I ask, because the Supreme Court’s recent decision in Connick v. Thompson seems not just unjust, but strikes me as indifferent to justice.

From the Los Angeles Times:

A bitterly divided Supreme Court tossed out a jury verdict Tuesday won by a New Orleans man who spent 14 years on Death Row and came within weeks of execution because prosecutors had hidden a blood test and other evidence that would have proven his innocence.

The 5-4 decision delivered by Justice Clarence Thomas shielded the New Orleans District Attorney’s office from being held liable for the mistakes of its prosecutors. The evidence of their misconduct did not prove “deliberate indifference” on the part of then-District Attorney Harry Connick Sr., Thomas said.

Say what? How could this happen?

In rejecting the judgment, Justice Thomas described the case as a “single incident” where mistakes were made. He said Thompson did not prove a pattern of similar violations that would justify holding the city’s government liable for the wrongdoing. Chief Justice John G. Roberts Jr. and Justices Antonin Scalia, Anthony M. Kennedy and Samuel A. Alito Jr. joined to form the majority.

But Thompson’s lawyers showed that at least four prosecutors knew of the blood test that was hidden. They also showed evidence of other similar cases in New Orleans where key evidence was concealed from defense lawyers.

I have to wonder – how much more evidence do courts need to satisfy these legal requirements? It seems that the standards are getting so high, no one could possibly win in court. And what is the point of having courts if injustices can’t be redressed?

I mean we’re talking about a man who was wrongfully convicted and was nearly executed by the state. Even if it’s just a “single incident,” it is so grave a single instance of injustice that it seems heartless to throw out the lower court’s ruling.

Justice Ruth Bader Ginsburg’s dissent – joined by Justices Sotomayor, Breyer, and Kagan –  is just dope and far more persuasive than the majority opinion. Check her out (emphasis mine, legal notation removed for clarity):

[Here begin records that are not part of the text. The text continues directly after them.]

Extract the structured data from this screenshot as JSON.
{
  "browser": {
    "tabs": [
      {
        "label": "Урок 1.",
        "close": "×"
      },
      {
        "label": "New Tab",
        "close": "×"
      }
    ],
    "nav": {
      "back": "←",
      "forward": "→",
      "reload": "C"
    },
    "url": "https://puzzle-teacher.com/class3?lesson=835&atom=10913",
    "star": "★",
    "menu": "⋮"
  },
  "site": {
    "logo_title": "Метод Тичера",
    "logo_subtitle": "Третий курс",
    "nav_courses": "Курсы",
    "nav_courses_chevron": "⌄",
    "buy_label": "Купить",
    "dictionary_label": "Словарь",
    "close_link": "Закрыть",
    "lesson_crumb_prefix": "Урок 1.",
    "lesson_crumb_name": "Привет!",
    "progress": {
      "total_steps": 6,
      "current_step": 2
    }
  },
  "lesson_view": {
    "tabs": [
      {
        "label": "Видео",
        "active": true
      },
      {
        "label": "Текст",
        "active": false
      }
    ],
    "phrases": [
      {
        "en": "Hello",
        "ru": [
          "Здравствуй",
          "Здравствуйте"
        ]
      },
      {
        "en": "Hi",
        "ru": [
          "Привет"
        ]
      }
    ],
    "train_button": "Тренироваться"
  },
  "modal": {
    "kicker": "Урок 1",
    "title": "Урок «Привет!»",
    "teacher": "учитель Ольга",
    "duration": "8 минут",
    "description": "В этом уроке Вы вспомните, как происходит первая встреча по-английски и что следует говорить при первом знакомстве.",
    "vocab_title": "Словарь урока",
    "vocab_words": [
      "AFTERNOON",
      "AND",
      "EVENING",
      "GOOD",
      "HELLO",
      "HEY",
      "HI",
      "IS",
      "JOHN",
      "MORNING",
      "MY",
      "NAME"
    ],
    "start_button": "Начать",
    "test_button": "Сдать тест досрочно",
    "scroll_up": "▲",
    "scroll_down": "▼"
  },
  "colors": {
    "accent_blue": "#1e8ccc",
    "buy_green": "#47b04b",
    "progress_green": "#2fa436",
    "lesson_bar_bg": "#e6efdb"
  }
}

Based on the evidence presented, the jury could conclude that Brady* errors by untrained prosecutors would frequently cause deprivations of defendants’ constitutional rights. The jury learned of several Brady oversights in Thompson’s trials and heard testimony that Connick’s Office had one of the worst Brady records in the country…Because prosecutors faced considerable pressure to get convictions…and were instructed to “turn over what was required by state and federal law, but no more,” … the risk was all too real that they would err by withholding rather than revealing information favorable to the defense.

In sum, despite JUSTICE SCALIA’s protestations to the contrary…the Brady violations in Thompson’s prosecutions were not singular and they were not aberrational. They were just what one would expect given the attitude toward Brady pervasive in the District Attorney’s Office. Thompson demonstrated that no fewer than five prosecutors—the four trial prosecutors and Riehlmann—disregarded his Brady rights. He established that they kept from him, year upon year, evidence vital to his defense. Their conduct, he showed with equal force, was a foreseeable consequence of lax training in, and absence of monitoring of, a legal requirement fundamental to a fair trial.

Sounds like a pattern to me, what with the “one of the worst Brady records in the country” part.

But with the majority’s decision in this case, the Troy Davis case earlier this week, and past decisions like Ledbetter v. Goodyear Tire & Rubber Co. and Ashcroft v. Iqbal, it is clear that there is a pattern of this Supreme Court making it really hard for regular people to access the courts and, if they do, making it nearly impossible to win their cases.


*Note: “Brady” refers to a previous Supreme Court decision in Brady v. Maryland (1963).  The Court held in Brady that the prosecutor must disclose evidence or information that would prove the innocence of the defendant – or reduce the defendant’s sentence.